People who hang out with friends heavier than they are tend to gain weight. Those who socialize with leaner friends tend to maintain their weight, or even lose a few pounds.
Is it that friends influence our behavior? Or do we simply tend to have friends that resemble ourselves—the birds of a feather flock together effect.
To find out, researchers looked at students from two high schools. One school is rural and mostly white. The other is urban, with a racially mixed student body. The researchers analyzed the students’ body mass and social networks.
They found that overweight students who had lean friends had a 40 percent chance of dropping weight within a year, versus only a 27 percent chance of gaining weight during that time.
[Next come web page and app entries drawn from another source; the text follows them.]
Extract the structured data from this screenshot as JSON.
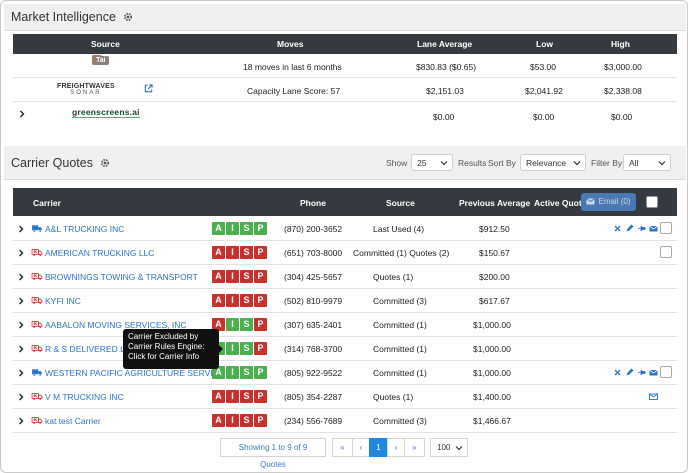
{
  "market_intelligence": {
    "title": "Market Intelligence",
    "columns": [
      "Source",
      "Moves",
      "Lane Average",
      "Low",
      "High"
    ],
    "rows": [
      {
        "source": "Tai",
        "moves": "18 moves in last 6 months",
        "lane_average": "$830.83 ($0.65)",
        "low": "$53.00",
        "high": "$3,000.00"
      },
      {
        "source": "FREIGHTWAVES SONAR",
        "source_top": "FREIGHTWAVES",
        "source_bottom": "SONAR",
        "moves": "Capacity Lane Score: 57",
        "lane_average": "$2,151.03",
        "low": "$2,041.92",
        "high": "$2,338.08"
      },
      {
        "source": "greenscreens.ai",
        "moves": "",
        "lane_average": "$0.00",
        "low": "$0.00",
        "high": "$0.00"
      }
    ]
  },
  "carrier_quotes": {
    "title": "Carrier Quotes",
    "controls": {
      "show_label": "Show",
      "show_value": "25",
      "results_label": "Results",
      "sort_label": "Sort By",
      "sort_value": "Relevance",
      "filter_label": "Filter By",
      "filter_value": "All"
    },
    "columns": [
      "Carrier",
      "Phone",
      "Source",
      "Previous Average",
      "Active Quote"
    ],
    "email_button": "Email (0)",
    "aisp_letters": [
      "A",
      "I",
      "S",
      "P"
    ],
    "rows": [
      {
        "carrier": "A&L TRUCKING INC",
        "phone": "(870) 200-3652",
        "source": "Last Used (4)",
        "prev_avg": "$912.50",
        "aisp": [
          "g",
          "g",
          "g",
          "g"
        ],
        "truck": "blue",
        "actions": true
      },
      {
        "carrier": "AMERICAN TRUCKING LLC",
        "phone": "(651) 703-8000",
        "source": "Committed (1) Quotes (2)",
        "prev_avg": "$150.67",
        "aisp": [
          "r",
          "r",
          "r",
          "r"
        ],
        "truck": "red",
        "actions": false
      },
      {
        "carrier": "BROWNINGS TOWING & TRANSPORT",
        "phone": "(304) 425-5657",
        "source": "Quotes (1)",
        "prev_avg": "$200.00",
        "aisp": [
          "r",
          "r",
          "r",
          "r"
        ],
        "truck": "red",
        "actions": false
      },
      {
        "carrier": "KYFI INC",
        "phone": "(502) 810-9979",
        "source": "Committed (3)",
        "prev_avg": "$617.67",
        "aisp": [
          "r",
          "r",
          "r",
          "r"
        ],
        "truck": "red",
        "actions": false
      },
      {
        "carrier": "AABALON MOVING SERVICES, INC",
        "phone": "(307) 635-2401",
        "source": "Committed (1)",
        "prev_avg": "$1,000.00",
        "aisp": [
          "r",
          "g",
          "g",
          "r"
        ],
        "truck": "red",
        "actions": false
      },
      {
        "carrier": "R & S DELIVERED LLC",
        "phone": "(314) 768-3700",
        "source": "Committed (1)",
        "prev_avg": "$1,000.00",
        "aisp": [
          "g",
          "g",
          "g",
          "r"
        ],
        "truck": "red",
        "actions": false
      },
      {
        "carrier": "WESTERN PACIFIC AGRICULTURE SERVICE",
        "phone": "(805) 922-9522",
        "source": "Committed (1)",
        "prev_avg": "$1,000.00",
        "aisp": [
          "g",
          "g",
          "g",
          "g"
        ],
        "truck": "blue",
        "actions": true
      },
      {
        "carrier": "V M TRUCKING INC",
        "phone": "(805) 354-2287",
        "source": "Quotes (1)",
        "prev_avg": "$1,400.00",
        "aisp": [
          "r",
          "r",
          "r",
          "r"
        ],
        "truck": "red",
        "actions": false
      },
      {
        "carrier": "kat test Carrier",
        "phone": "(234) 556-7689",
        "source": "Committed (3)",
        "prev_avg": "$1,466.67",
        "aisp": [
          "r",
          "r",
          "r",
          "r"
        ],
        "truck": "red",
        "actions": false
      }
    ],
    "tooltip": "Carrier Excluded by Carrier Rules Engine: Click for Carrier Info",
    "pagination": {
      "info": "Showing 1 to 9 of 9 Quotes",
      "first": "«",
      "prev": "‹",
      "current": "1",
      "next": "›",
      "last": "»",
      "per_page": "100"
    }
  },
  "colors": {
    "header_bg": "#343a40",
    "link": "#2b74c6",
    "aisp_green": "#4caf50",
    "aisp_red": "#c8302e",
    "email_button": "#4a78b2"
  },
  "icons": [
    "gear-icon",
    "external-link-icon",
    "chevron-right-icon",
    "truck-icon",
    "truck-excluded-icon",
    "close-icon",
    "edit-icon",
    "pin-icon",
    "envelope-icon",
    "caret-down-icon"
  ]
}
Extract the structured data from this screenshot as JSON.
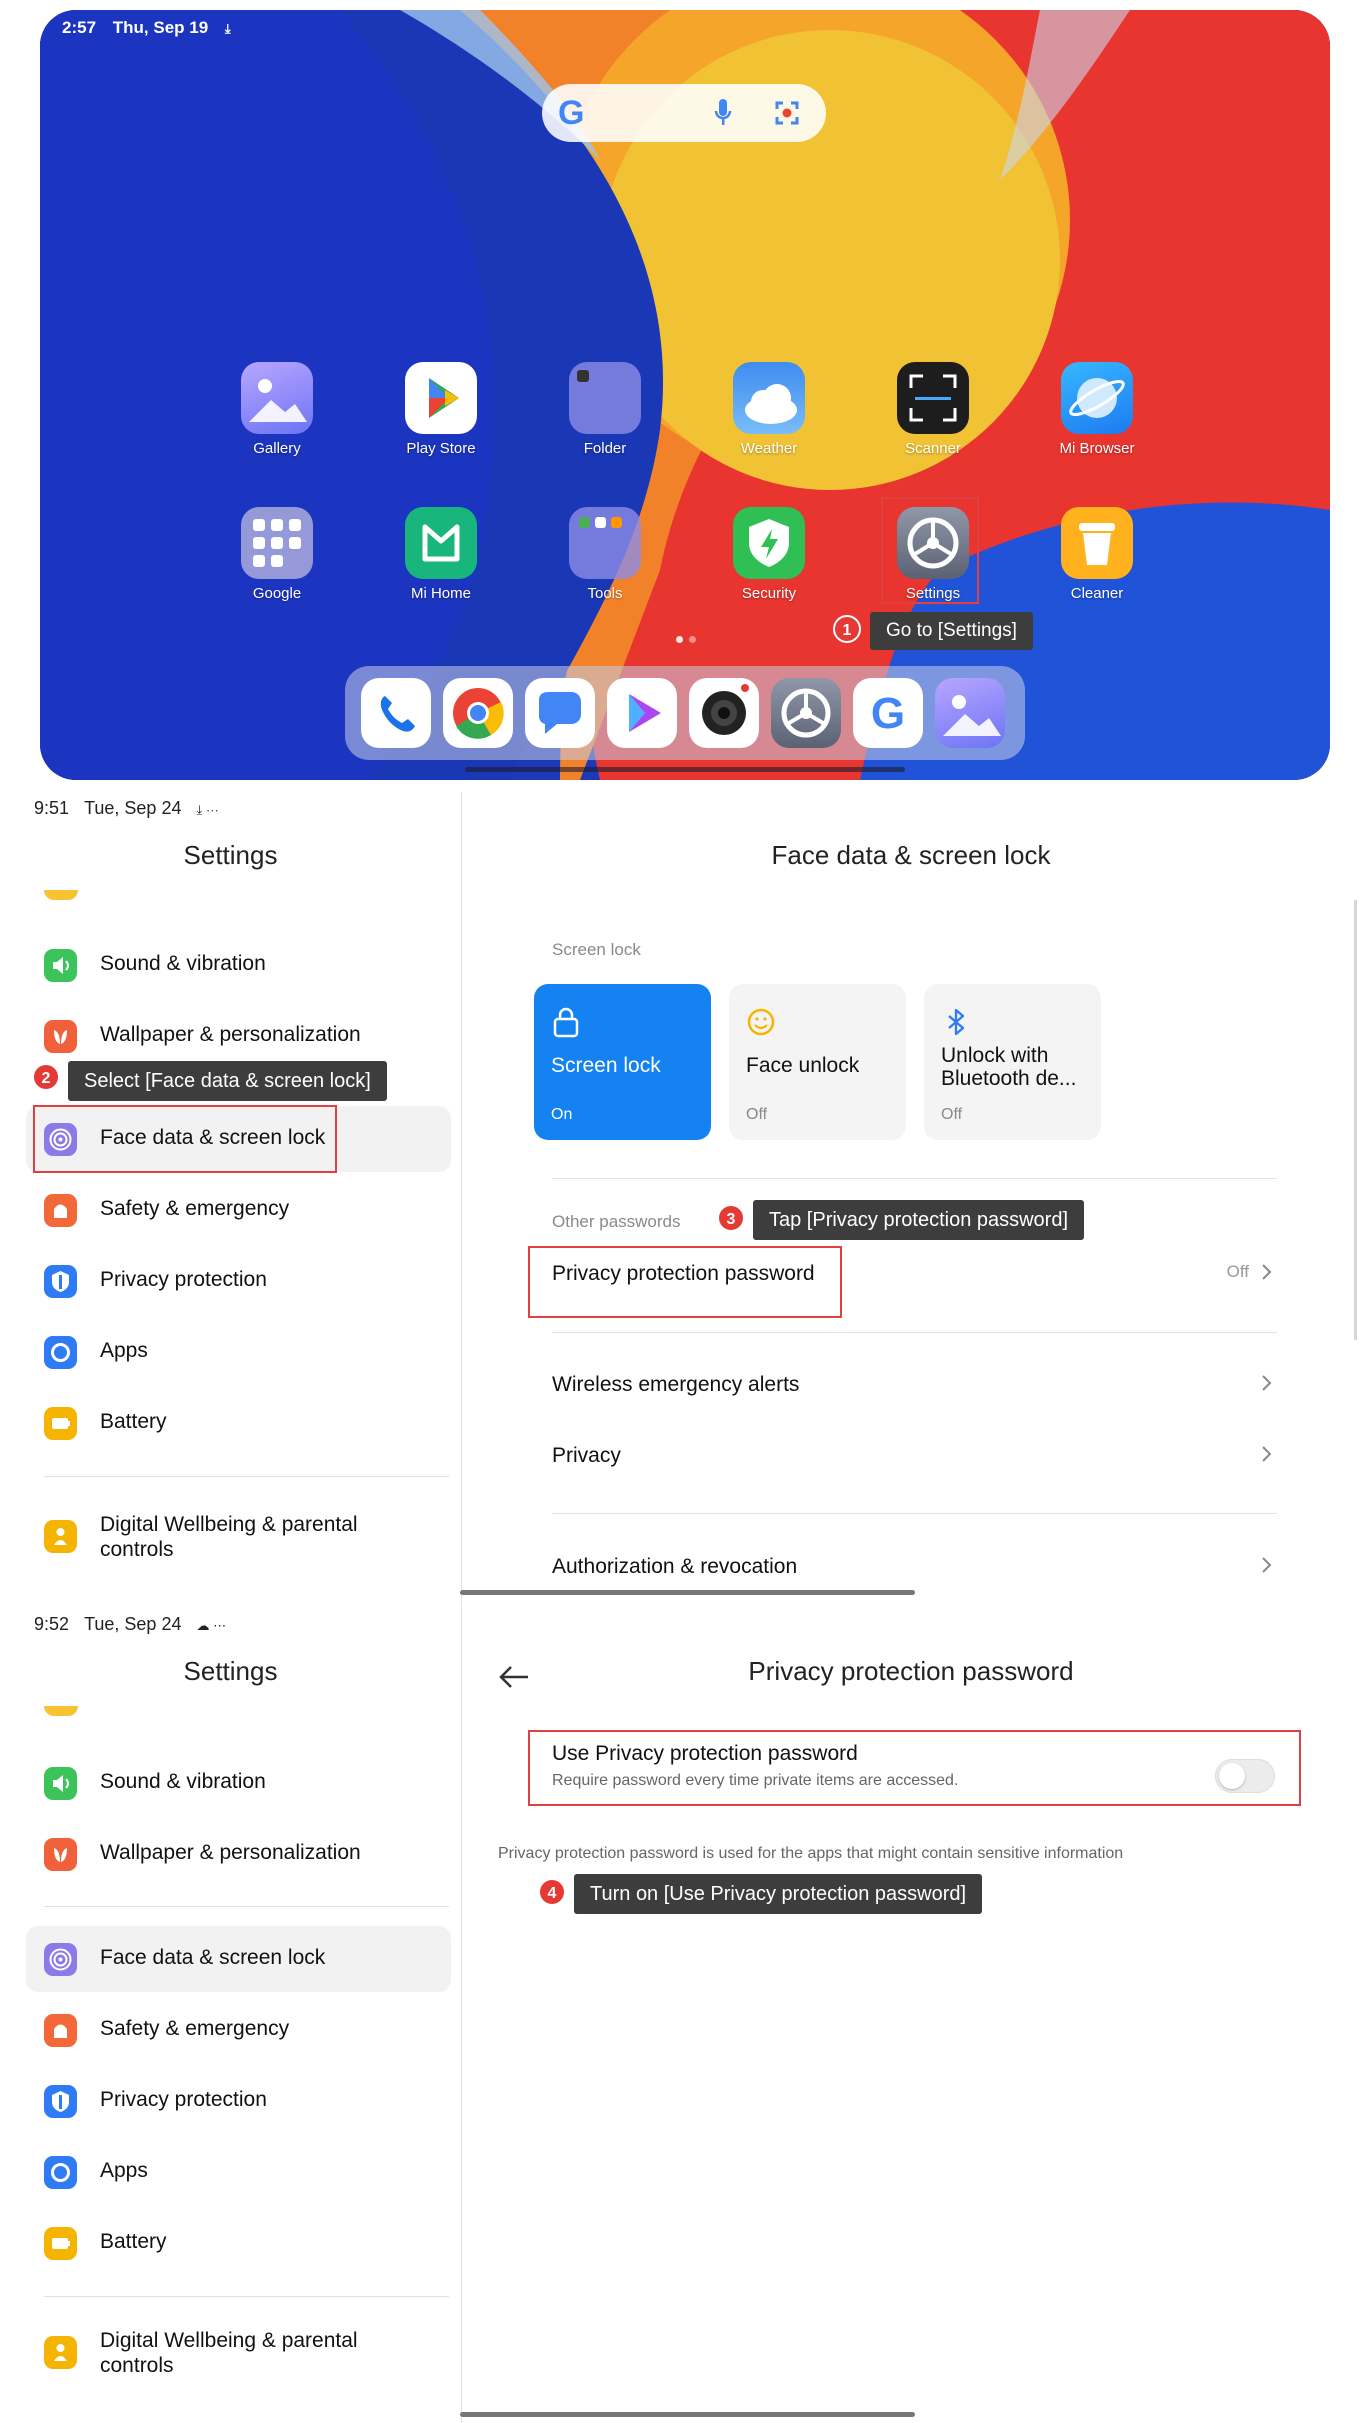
{
  "home": {
    "status_time": "2:57",
    "status_date": "Thu, Sep 19",
    "search_logo": "G",
    "apps_row1": [
      "Gallery",
      "Play Store",
      "Folder",
      "Weather",
      "Scanner",
      "Mi Browser"
    ],
    "apps_row2": [
      "Google",
      "Mi Home",
      "Tools",
      "Security",
      "Settings",
      "Cleaner"
    ],
    "dock_icons": [
      "phone-icon",
      "chrome-icon",
      "messages-icon",
      "play-games-icon",
      "camera-icon",
      "settings-icon",
      "google-icon",
      "gallery-icon"
    ],
    "step1_number": "1",
    "step1_tip": "Go to [Settings]"
  },
  "settings_list": {
    "title": "Settings",
    "items": [
      {
        "label": "Sound & vibration",
        "icon": "sound-icon",
        "color": "#3cc35a"
      },
      {
        "label": "Wallpaper & personalization",
        "icon": "wallpaper-icon",
        "color": "#f0603a"
      },
      {
        "label": "Face data & screen lock",
        "icon": "face-lock-icon",
        "color": "#8b7be8"
      },
      {
        "label": "Safety & emergency",
        "icon": "safety-icon",
        "color": "#f26838"
      },
      {
        "label": "Privacy protection",
        "icon": "privacy-icon",
        "color": "#2f7af5"
      },
      {
        "label": "Apps",
        "icon": "apps-icon",
        "color": "#2f7af5"
      },
      {
        "label": "Battery",
        "icon": "battery-icon",
        "color": "#f5b400"
      },
      {
        "label": "Digital Wellbeing & parental controls",
        "icon": "wellbeing-icon",
        "color": "#f5b400"
      }
    ]
  },
  "panel2": {
    "status_time": "9:51",
    "status_date": "Tue, Sep 24",
    "title": "Face data & screen lock",
    "screen_lock_label": "Screen lock",
    "cards": [
      {
        "title": "Screen lock",
        "state": "On"
      },
      {
        "title": "Face unlock",
        "state": "Off"
      },
      {
        "title": "Unlock with Bluetooth de...",
        "state": "Off"
      }
    ],
    "other_passwords_label": "Other passwords",
    "privacy_password": {
      "label": "Privacy protection password",
      "value": "Off"
    },
    "rows": [
      "Wireless emergency alerts",
      "Privacy",
      "Authorization & revocation"
    ],
    "step2_number": "2",
    "step2_tip": "Select [Face data & screen lock]",
    "step3_number": "3",
    "step3_tip": "Tap [Privacy protection password]"
  },
  "panel3": {
    "status_time": "9:52",
    "status_date": "Tue, Sep 24",
    "title": "Privacy protection password",
    "toggle_title": "Use Privacy protection password",
    "toggle_subtitle": "Require password every time private items are accessed.",
    "toggle_state": "off",
    "footnote": "Privacy protection password is used for the apps that might contain sensitive information",
    "step4_number": "4",
    "step4_tip": "Turn on [Use Privacy protection password]"
  },
  "colors": {
    "highlight": "#e0403f",
    "accent": "#1482f0",
    "tooltip": "#3d3d3d"
  }
}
But if borderline obese students had obese friends there was a 56 percent chance that they’d gain weight during the year, and only a 15 percent chance they’d drop some pounds. The finding is in the journal Public Library of Science ONE.
The researchers conclude that social influence is indeed a big factor in weight loss and gain. Because you’re not what you eat—you’re who you eat with.
[The above text is a transcript of this podcast.]